App and web page records

+ + +

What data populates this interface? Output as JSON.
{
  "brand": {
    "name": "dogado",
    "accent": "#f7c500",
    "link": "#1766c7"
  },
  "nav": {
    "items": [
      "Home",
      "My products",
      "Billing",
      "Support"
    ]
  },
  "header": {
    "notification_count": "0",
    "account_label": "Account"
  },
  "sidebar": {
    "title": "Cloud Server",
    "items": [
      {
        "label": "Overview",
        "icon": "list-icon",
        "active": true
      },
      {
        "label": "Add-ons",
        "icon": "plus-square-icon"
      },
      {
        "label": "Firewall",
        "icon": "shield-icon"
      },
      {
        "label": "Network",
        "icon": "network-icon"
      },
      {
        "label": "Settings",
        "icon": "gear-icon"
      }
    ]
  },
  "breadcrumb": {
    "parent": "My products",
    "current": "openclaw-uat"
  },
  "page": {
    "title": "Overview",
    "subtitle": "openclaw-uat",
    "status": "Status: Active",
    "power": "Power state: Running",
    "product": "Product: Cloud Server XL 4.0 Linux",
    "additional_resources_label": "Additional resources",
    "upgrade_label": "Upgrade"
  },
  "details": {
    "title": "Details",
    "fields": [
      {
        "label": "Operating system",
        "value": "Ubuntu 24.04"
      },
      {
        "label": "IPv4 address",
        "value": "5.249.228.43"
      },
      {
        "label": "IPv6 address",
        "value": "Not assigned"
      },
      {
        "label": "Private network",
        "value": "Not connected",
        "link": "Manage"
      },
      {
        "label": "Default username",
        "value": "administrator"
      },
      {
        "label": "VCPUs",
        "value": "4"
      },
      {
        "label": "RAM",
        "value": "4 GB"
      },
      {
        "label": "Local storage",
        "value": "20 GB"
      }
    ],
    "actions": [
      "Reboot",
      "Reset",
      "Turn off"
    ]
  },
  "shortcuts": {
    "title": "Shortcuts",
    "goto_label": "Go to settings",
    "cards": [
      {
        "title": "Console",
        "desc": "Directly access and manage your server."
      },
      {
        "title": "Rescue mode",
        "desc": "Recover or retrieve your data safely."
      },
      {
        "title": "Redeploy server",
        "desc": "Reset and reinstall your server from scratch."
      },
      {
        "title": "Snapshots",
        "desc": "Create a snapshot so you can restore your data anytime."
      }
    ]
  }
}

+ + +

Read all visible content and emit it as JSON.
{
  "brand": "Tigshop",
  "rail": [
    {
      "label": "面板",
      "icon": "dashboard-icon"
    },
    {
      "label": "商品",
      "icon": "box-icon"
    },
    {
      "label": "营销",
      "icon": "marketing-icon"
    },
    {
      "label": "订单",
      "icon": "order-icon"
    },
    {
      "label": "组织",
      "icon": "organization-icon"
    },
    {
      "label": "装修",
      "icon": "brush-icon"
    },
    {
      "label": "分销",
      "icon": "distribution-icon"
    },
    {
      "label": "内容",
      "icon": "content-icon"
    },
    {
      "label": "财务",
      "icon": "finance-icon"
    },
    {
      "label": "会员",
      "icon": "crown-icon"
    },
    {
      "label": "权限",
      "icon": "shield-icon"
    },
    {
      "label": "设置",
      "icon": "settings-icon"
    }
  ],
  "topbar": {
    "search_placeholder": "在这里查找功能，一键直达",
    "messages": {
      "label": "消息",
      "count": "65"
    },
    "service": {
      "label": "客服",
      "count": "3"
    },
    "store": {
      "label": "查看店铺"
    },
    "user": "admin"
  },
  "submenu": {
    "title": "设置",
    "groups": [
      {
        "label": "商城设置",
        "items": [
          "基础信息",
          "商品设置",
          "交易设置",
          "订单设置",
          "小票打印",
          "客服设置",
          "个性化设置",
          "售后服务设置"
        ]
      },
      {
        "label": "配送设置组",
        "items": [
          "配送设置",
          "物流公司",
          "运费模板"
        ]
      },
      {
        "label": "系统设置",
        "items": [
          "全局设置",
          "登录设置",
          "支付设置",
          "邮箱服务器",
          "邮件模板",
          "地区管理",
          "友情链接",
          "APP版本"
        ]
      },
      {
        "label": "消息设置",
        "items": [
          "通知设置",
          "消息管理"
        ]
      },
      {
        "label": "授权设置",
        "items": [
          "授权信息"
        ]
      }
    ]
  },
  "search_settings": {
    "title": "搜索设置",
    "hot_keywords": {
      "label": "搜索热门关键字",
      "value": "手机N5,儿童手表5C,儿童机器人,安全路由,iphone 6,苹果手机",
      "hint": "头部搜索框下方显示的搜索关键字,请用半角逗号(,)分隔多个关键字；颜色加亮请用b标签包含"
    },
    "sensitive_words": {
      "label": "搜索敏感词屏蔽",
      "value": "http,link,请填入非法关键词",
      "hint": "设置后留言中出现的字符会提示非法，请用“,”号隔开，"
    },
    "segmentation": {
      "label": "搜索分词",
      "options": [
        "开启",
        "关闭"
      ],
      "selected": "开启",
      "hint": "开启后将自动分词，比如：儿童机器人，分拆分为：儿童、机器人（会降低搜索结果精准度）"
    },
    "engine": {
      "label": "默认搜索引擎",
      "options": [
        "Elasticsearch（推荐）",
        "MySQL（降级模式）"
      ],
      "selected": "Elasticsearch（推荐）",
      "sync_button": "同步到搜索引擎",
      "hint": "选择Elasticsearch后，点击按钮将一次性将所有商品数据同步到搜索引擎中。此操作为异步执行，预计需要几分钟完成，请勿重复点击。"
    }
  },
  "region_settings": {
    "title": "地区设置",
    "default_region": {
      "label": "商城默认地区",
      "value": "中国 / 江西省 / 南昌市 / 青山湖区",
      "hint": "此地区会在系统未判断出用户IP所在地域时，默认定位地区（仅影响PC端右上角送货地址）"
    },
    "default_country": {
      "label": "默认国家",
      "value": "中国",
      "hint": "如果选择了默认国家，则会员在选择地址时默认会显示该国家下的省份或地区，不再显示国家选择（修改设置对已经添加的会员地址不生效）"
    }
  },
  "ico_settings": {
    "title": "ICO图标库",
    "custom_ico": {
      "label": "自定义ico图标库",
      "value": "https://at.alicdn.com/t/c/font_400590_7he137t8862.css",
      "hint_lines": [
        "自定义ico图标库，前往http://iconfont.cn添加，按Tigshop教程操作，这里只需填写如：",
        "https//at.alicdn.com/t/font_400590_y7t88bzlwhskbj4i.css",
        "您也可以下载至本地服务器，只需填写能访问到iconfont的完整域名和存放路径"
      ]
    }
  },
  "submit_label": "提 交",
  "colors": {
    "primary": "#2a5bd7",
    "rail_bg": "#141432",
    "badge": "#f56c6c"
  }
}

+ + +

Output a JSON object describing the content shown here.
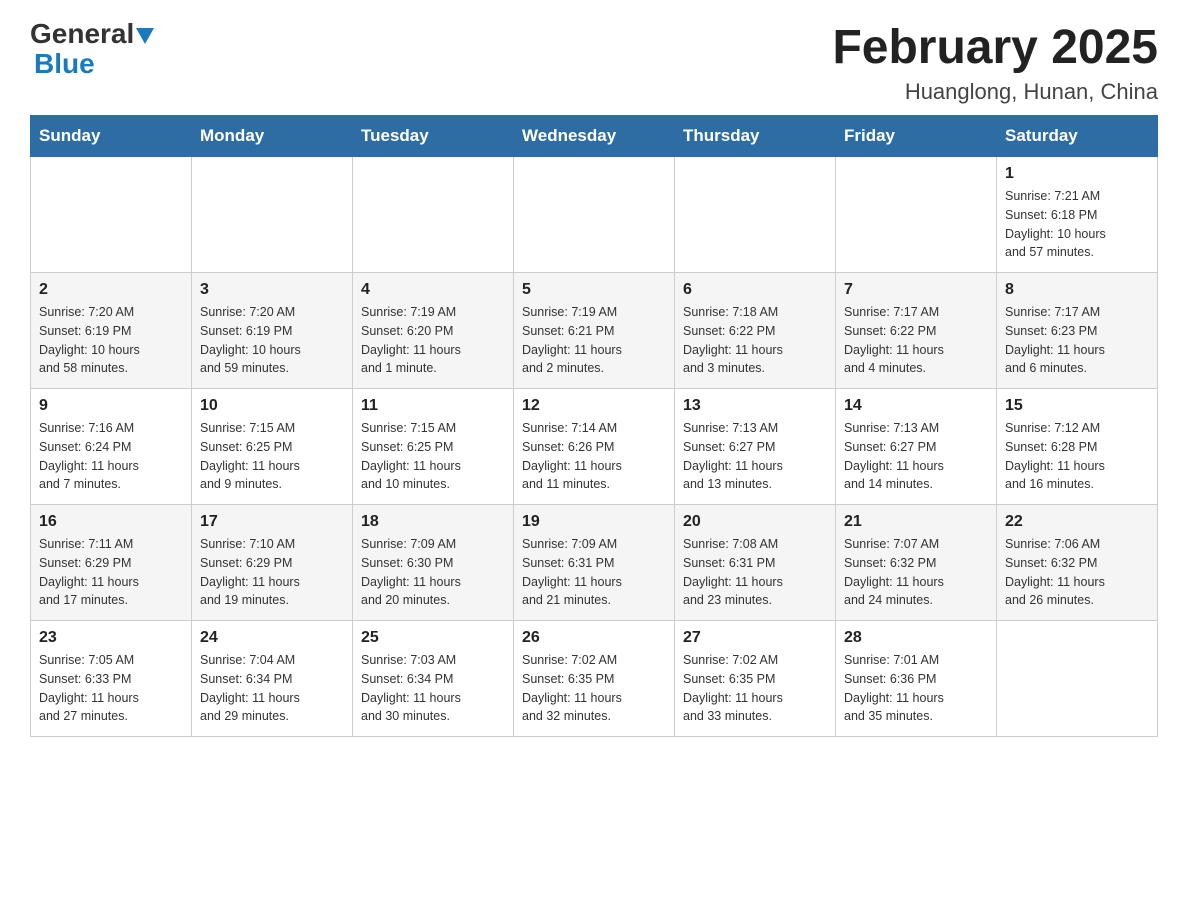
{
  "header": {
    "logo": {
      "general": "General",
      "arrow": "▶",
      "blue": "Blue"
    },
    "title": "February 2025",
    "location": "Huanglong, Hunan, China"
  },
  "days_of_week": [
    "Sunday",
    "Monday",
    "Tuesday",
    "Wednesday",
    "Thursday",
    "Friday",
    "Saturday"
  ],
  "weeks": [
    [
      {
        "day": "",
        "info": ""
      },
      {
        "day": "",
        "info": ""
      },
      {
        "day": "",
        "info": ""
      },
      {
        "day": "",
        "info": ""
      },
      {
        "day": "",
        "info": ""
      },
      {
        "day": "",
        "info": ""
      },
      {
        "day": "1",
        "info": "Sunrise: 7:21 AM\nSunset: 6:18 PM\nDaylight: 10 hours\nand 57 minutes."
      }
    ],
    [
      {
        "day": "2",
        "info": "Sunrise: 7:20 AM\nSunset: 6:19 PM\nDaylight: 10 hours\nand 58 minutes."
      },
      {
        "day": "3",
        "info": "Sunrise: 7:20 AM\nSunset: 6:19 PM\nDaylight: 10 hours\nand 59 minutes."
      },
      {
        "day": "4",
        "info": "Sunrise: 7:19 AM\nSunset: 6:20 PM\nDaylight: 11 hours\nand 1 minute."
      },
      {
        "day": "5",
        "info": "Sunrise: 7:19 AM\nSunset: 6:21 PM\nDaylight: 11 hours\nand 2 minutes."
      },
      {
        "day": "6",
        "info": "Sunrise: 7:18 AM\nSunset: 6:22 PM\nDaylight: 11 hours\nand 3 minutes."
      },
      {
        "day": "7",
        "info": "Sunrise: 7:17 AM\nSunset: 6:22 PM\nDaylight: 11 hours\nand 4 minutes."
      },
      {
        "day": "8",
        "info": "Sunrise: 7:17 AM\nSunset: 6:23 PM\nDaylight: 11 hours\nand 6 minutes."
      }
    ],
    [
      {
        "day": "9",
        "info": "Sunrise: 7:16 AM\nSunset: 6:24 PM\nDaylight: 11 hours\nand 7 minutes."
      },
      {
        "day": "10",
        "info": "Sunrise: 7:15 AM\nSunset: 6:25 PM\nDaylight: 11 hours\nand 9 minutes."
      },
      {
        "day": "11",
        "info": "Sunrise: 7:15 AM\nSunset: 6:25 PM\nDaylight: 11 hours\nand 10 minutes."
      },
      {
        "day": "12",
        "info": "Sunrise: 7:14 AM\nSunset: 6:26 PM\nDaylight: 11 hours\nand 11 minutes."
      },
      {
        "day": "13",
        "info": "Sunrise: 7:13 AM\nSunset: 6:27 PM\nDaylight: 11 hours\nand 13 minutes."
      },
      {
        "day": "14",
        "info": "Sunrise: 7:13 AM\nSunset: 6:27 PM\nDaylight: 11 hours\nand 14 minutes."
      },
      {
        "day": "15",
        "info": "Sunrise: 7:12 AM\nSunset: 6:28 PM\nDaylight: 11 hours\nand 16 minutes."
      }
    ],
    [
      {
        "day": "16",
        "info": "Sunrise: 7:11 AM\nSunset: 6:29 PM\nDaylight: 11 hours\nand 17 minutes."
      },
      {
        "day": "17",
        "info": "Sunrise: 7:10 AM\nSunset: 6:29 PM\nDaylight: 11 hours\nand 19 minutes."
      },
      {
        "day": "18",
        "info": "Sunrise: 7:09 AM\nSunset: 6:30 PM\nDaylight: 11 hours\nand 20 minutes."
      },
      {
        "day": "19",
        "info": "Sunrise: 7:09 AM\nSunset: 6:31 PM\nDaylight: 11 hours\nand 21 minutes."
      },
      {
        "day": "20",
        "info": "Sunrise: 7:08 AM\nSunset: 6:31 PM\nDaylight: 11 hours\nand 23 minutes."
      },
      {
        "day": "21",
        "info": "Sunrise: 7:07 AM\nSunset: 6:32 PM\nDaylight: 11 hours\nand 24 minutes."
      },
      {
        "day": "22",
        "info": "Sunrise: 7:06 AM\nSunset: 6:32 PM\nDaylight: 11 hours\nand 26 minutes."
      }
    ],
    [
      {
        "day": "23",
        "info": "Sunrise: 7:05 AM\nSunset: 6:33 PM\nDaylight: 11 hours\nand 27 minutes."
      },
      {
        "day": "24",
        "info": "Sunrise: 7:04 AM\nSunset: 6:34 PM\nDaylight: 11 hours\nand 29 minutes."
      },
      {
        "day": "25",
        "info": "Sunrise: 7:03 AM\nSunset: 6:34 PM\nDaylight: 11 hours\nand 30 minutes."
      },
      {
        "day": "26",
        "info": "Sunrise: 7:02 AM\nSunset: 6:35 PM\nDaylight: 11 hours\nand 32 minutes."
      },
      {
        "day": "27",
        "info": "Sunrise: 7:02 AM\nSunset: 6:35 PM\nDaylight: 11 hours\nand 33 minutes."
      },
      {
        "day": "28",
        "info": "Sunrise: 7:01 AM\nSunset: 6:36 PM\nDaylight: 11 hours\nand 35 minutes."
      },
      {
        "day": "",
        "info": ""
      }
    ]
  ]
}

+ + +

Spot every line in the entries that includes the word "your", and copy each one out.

TASK RESPONSE
        "desc": "Directly access and manage your server."
        "desc": "Recover or retrieve your data safely."
        "desc": "Reset and reinstall your server from scratch."
        "desc": "Create a snapshot so you can restore your data anytime."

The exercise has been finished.